## ACTION ITEM
What is needed is an exact copy of every entry below, minus the images.

────────────────

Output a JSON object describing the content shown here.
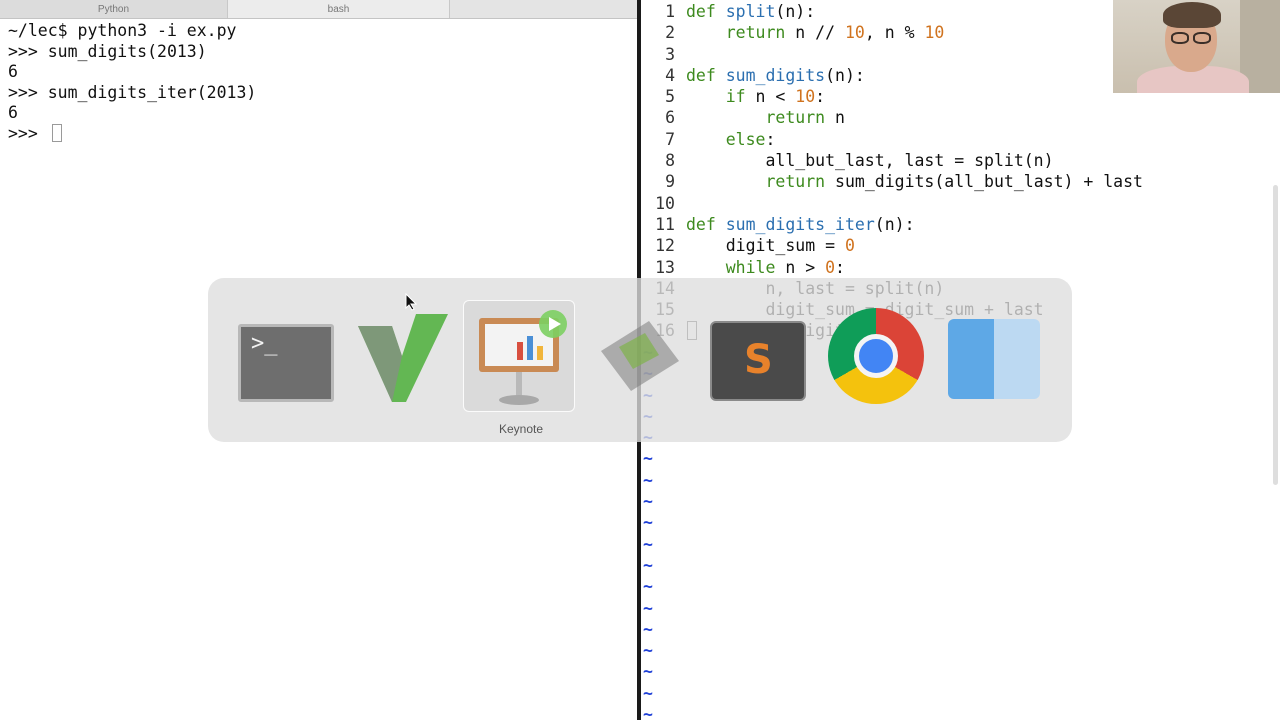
{
  "terminal": {
    "tabs": [
      "Python",
      "bash",
      ""
    ],
    "lines": [
      "~/lec$ python3 -i ex.py",
      ">>> sum_digits(2013)",
      "6",
      ">>> sum_digits_iter(2013)",
      "6",
      ">>> "
    ]
  },
  "editor": {
    "lines": [
      {
        "n": "1",
        "segs": [
          [
            "kw",
            "def"
          ],
          [
            "t",
            " "
          ],
          [
            "fn",
            "split"
          ],
          [
            "t",
            "(n):"
          ]
        ]
      },
      {
        "n": "2",
        "segs": [
          [
            "t",
            "    "
          ],
          [
            "kw",
            "return"
          ],
          [
            "t",
            " n // "
          ],
          [
            "num",
            "10"
          ],
          [
            "t",
            ", n % "
          ],
          [
            "num",
            "10"
          ]
        ]
      },
      {
        "n": "3",
        "segs": []
      },
      {
        "n": "4",
        "segs": [
          [
            "kw",
            "def"
          ],
          [
            "t",
            " "
          ],
          [
            "fn",
            "sum_digits"
          ],
          [
            "t",
            "(n):"
          ]
        ]
      },
      {
        "n": "5",
        "segs": [
          [
            "t",
            "    "
          ],
          [
            "kw",
            "if"
          ],
          [
            "t",
            " n < "
          ],
          [
            "num",
            "10"
          ],
          [
            "t",
            ":"
          ]
        ]
      },
      {
        "n": "6",
        "segs": [
          [
            "t",
            "        "
          ],
          [
            "kw",
            "return"
          ],
          [
            "t",
            " n"
          ]
        ]
      },
      {
        "n": "7",
        "segs": [
          [
            "t",
            "    "
          ],
          [
            "kw",
            "else"
          ],
          [
            "t",
            ":"
          ]
        ]
      },
      {
        "n": "8",
        "segs": [
          [
            "t",
            "        all_but_last, last = split(n)"
          ]
        ]
      },
      {
        "n": "9",
        "segs": [
          [
            "t",
            "        "
          ],
          [
            "kw",
            "return"
          ],
          [
            "t",
            " sum_digits(all_but_last) + last"
          ]
        ]
      },
      {
        "n": "10",
        "segs": []
      },
      {
        "n": "11",
        "segs": [
          [
            "kw",
            "def"
          ],
          [
            "t",
            " "
          ],
          [
            "fn",
            "sum_digits_iter"
          ],
          [
            "t",
            "(n):"
          ]
        ]
      },
      {
        "n": "12",
        "segs": [
          [
            "t",
            "    digit_sum = "
          ],
          [
            "num",
            "0"
          ]
        ]
      },
      {
        "n": "13",
        "segs": [
          [
            "t",
            "    "
          ],
          [
            "kw",
            "while"
          ],
          [
            "t",
            " n > "
          ],
          [
            "num",
            "0"
          ],
          [
            "t",
            ":"
          ]
        ]
      },
      {
        "n": "14",
        "segs": [
          [
            "t",
            "        n, last = split(n)"
          ]
        ]
      },
      {
        "n": "15",
        "segs": [
          [
            "t",
            "        digit_sum = digit_sum + last"
          ]
        ]
      },
      {
        "n": "16",
        "segs": [
          [
            "t",
            "    "
          ],
          [
            "kw",
            "return"
          ],
          [
            "t",
            " digit_sum"
          ]
        ]
      }
    ],
    "tilde_char": "~",
    "tilde_count": 18
  },
  "app_switcher": {
    "apps": [
      {
        "name": "Terminal",
        "icon": "terminal-icon",
        "glyph": ">_"
      },
      {
        "name": "MacVim",
        "icon": "vim-icon"
      },
      {
        "name": "Keynote",
        "icon": "keynote-icon",
        "selected": true
      },
      {
        "name": "Screen recorder",
        "icon": "film-icon"
      },
      {
        "name": "Sublime Text",
        "icon": "sublime-icon",
        "glyph": "S"
      },
      {
        "name": "Google Chrome",
        "icon": "chrome-icon"
      },
      {
        "name": "Finder",
        "icon": "finder-icon"
      }
    ],
    "selected_label": "Keynote"
  },
  "colors": {
    "keyword": "#3d8a1e",
    "function": "#2b6fb0",
    "number": "#d0731f",
    "tilde": "#1e3fd6"
  }
}
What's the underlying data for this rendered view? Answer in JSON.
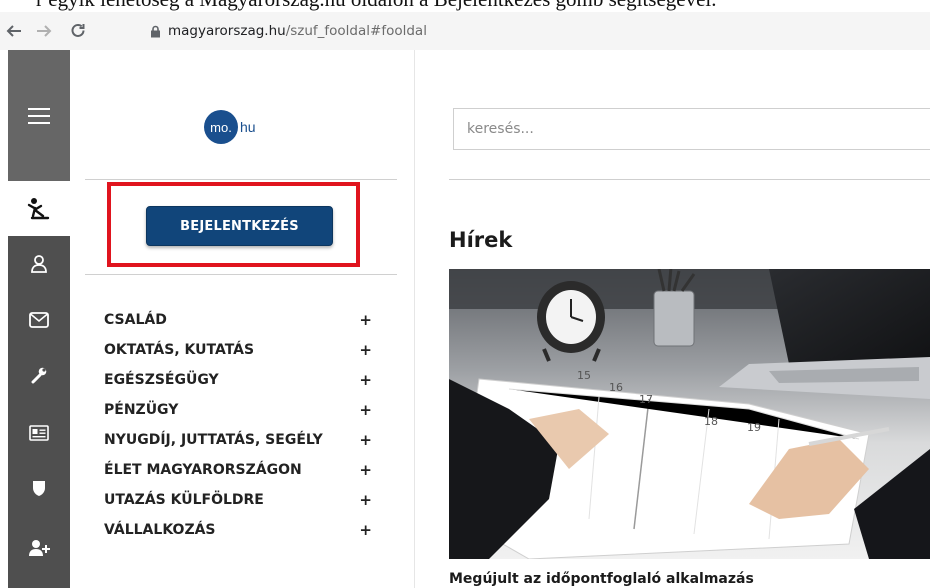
{
  "top_text": "r egyik lehetőség a Magyarország.hu oldalon a Bejelentkezés gomb segítségével.",
  "browser": {
    "url_host": "magyarorszag.hu",
    "url_path": "/szuf_fooldal#fooldal"
  },
  "icons": {
    "back": "arrow-left-icon",
    "forward": "arrow-right-icon",
    "reload": "reload-icon",
    "lock": "lock-icon",
    "menu": "hamburger-menu-icon",
    "accessibility": "accessibility-icon",
    "user": "user-icon",
    "mail": "mail-icon",
    "wrench": "wrench-icon",
    "card": "id-card-icon",
    "shield": "shield-icon",
    "add_user": "add-user-icon"
  },
  "logo": {
    "circle_text": "mo.",
    "suffix": "hu"
  },
  "login_button": "BEJELENTKEZÉS",
  "menu": [
    {
      "label": "CSALÁD",
      "toggle": "+"
    },
    {
      "label": "OKTATÁS, KUTATÁS",
      "toggle": "+"
    },
    {
      "label": "EGÉSZSÉGÜGY",
      "toggle": "+"
    },
    {
      "label": "PÉNZÜGY",
      "toggle": "+"
    },
    {
      "label": "NYUGDÍJ, JUTTATÁS, SEGÉLY",
      "toggle": "+"
    },
    {
      "label": "ÉLET MAGYARORSZÁGON",
      "toggle": "+"
    },
    {
      "label": "UTAZÁS KÜLFÖLDRE",
      "toggle": "+"
    },
    {
      "label": "VÁLLALKOZÁS",
      "toggle": "+"
    }
  ],
  "search": {
    "placeholder": "keresés..."
  },
  "news": {
    "section_title": "Hírek",
    "image_alt": "Planner with dates 15, 16, 17, 18, 19 and a clock on a desk",
    "planner_dates": [
      "15",
      "16",
      "17",
      "18",
      "19"
    ],
    "item_title": "Megújult az időpontfoglaló alkalmazás"
  },
  "colors": {
    "brand_blue": "#11457a",
    "highlight_red": "#e0141e",
    "iconbar": "#4f4f4f"
  }
}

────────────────

## FINISHED EXERCISE
Output a JSON object describing the content shown here.
{
  "terminal": {
    "tabs": [
      "Python",
      "bash",
      ""
    ],
    "lines": [
      "~/lec$ python3 -i ex.py",
      ">>> sum_digits(2013)",
      "6",
      ">>> sum_digits_iter(2013)",
      "6",
      ">>> "
    ]
  },
  "editor": {
    "lines": [
      {
        "n": "1",
        "segs": [
          [
            "kw",
            "def"
          ],
          [
            "t",
            " "
          ],
          [
            "fn",
            "split"
          ],
          [
            "t",
            "(n):"
          ]
        ]
      },
      {
        "n": "2",
        "segs": [
          [
            "t",
            "    "
          ],
          [
            "kw",
            "return"
          ],
          [
            "t",
            " n // "
          ],
          [
            "num",
            "10"
          ],
          [
            "t",
            ", n % "
          ],
          [
            "num",
            "10"
          ]
        ]
      },
      {
        "n": "3",
        "segs": []
      },
      {
        "n": "4",
        "segs": [
          [
            "kw",
            "def"
          ],
          [
            "t",
            " "
          ],
          [
            "fn",
            "sum_digits"
          ],
          [
            "t",
            "(n):"
          ]
        ]
      },
      {
        "n": "5",
        "segs": [
          [
            "t",
            "    "
          ],
          [
            "kw",
            "if"
          ],
          [
            "t",
            " n < "
          ],
          [
            "num",
            "10"
          ],
          [
            "t",
            ":"
          ]
        ]
      },
      {
        "n": "6",
        "segs": [
          [
            "t",
            "        "
          ],
          [
            "kw",
            "return"
          ],
          [
            "t",
            " n"
          ]
        ]
      },
      {
        "n": "7",
        "segs": [
          [
            "t",
            "    "
          ],
          [
            "kw",
            "else"
          ],
          [
            "t",
            ":"
          ]
        ]
      },
      {
        "n": "8",
        "segs": [
          [
            "t",
            "        all_but_last, last = split(n)"
          ]
        ]
      },
      {
        "n": "9",
        "segs": [
          [
            "t",
            "        "
          ],
          [
            "kw",
            "return"
          ],
          [
            "t",
            " sum_digits(all_but_last) + last"
          ]
        ]
      },
      {
        "n": "10",
        "segs": []
      },
      {
        "n": "11",
        "segs": [
          [
            "kw",
            "def"
          ],
          [
            "t",
            " "
          ],
          [
            "fn",
            "sum_digits_iter"
          ],
          [
            "t",
            "(n):"
          ]
        ]
      },
      {
        "n": "12",
        "segs": [
          [
            "t",
            "    digit_sum = "
          ],
          [
            "num",
            "0"
          ]
        ]
      },
      {
        "n": "13",
        "segs": [
          [
            "t",
            "    "
          ],
          [
            "kw",
            "while"
          ],
          [
            "t",
            " n > "
          ],
          [
            "num",
            "0"
          ],
          [
            "t",
            ":"
          ]
        ]
      },
      {
        "n": "14",
        "segs": [
          [
            "t",
            "        n, last = split(n)"
          ]
        ]
      },
      {
        "n": "15",
        "segs": [
          [
            "t",
            "        digit_sum = digit_sum + last"
          ]
        ]
      },
      {
        "n": "16",
        "segs": [
          [
            "t",
            "    "
          ],
          [
            "kw",
            "return"
          ],
          [
            "t",
            " digit_sum"
          ]
        ]
      }
    ],
    "tilde_char": "~",
    "tilde_count": 18
  },
  "app_switcher": {
    "apps": [
      {
        "name": "Terminal",
        "icon": "terminal-icon",
        "glyph": ">_"
      },
      {
        "name": "MacVim",
        "icon": "vim-icon"
      },
      {
        "name": "Keynote",
        "icon": "keynote-icon",
        "selected": true
      },
      {
        "name": "Screen recorder",
        "icon": "film-icon"
      },
      {
        "name": "Sublime Text",
        "icon": "sublime-icon",
        "glyph": "S"
      },
      {
        "name": "Google Chrome",
        "icon": "chrome-icon"
      },
      {
        "name": "Finder",
        "icon": "finder-icon"
      }
    ],
    "selected_label": "Keynote"
  },
  "colors": {
    "keyword": "#3d8a1e",
    "function": "#2b6fb0",
    "number": "#d0731f",
    "tilde": "#1e3fd6"
  }
}
What's the underlying data for this rendered view? Answer in JSON.
{
  "top_text": "r egyik lehetőség a Magyarország.hu oldalon a Bejelentkezés gomb segítségével.",
  "browser": {
    "url_host": "magyarorszag.hu",
    "url_path": "/szuf_fooldal#fooldal"
  },
  "icons": {
    "back": "arrow-left-icon",
    "forward": "arrow-right-icon",
    "reload": "reload-icon",
    "lock": "lock-icon",
    "menu": "hamburger-menu-icon",
    "accessibility": "accessibility-icon",
    "user": "user-icon",
    "mail": "mail-icon",
    "wrench": "wrench-icon",
    "card": "id-card-icon",
    "shield": "shield-icon",
    "add_user": "add-user-icon"
  },
  "logo": {
    "circle_text": "mo.",
    "suffix": "hu"
  },
  "login_button": "BEJELENTKEZÉS",
  "menu": [
    {
      "label": "CSALÁD",
      "toggle": "+"
    },
    {
      "label": "OKTATÁS, KUTATÁS",
      "toggle": "+"
    },
    {
      "label": "EGÉSZSÉGÜGY",
      "toggle": "+"
    },
    {
      "label": "PÉNZÜGY",
      "toggle": "+"
    },
    {
      "label": "NYUGDÍJ, JUTTATÁS, SEGÉLY",
      "toggle": "+"
    },
    {
      "label": "ÉLET MAGYARORSZÁGON",
      "toggle": "+"
    },
    {
      "label": "UTAZÁS KÜLFÖLDRE",
      "toggle": "+"
    },
    {
      "label": "VÁLLALKOZÁS",
      "toggle": "+"
    }
  ],
  "search": {
    "placeholder": "keresés..."
  },
  "news": {
    "section_title": "Hírek",
    "image_alt": "Planner with dates 15, 16, 17, 18, 19 and a clock on a desk",
    "planner_dates": [
      "15",
      "16",
      "17",
      "18",
      "19"
    ],
    "item_title": "Megújult az időpontfoglaló alkalmazás"
  },
  "colors": {
    "brand_blue": "#11457a",
    "highlight_red": "#e0141e",
    "iconbar": "#4f4f4f"
  }
}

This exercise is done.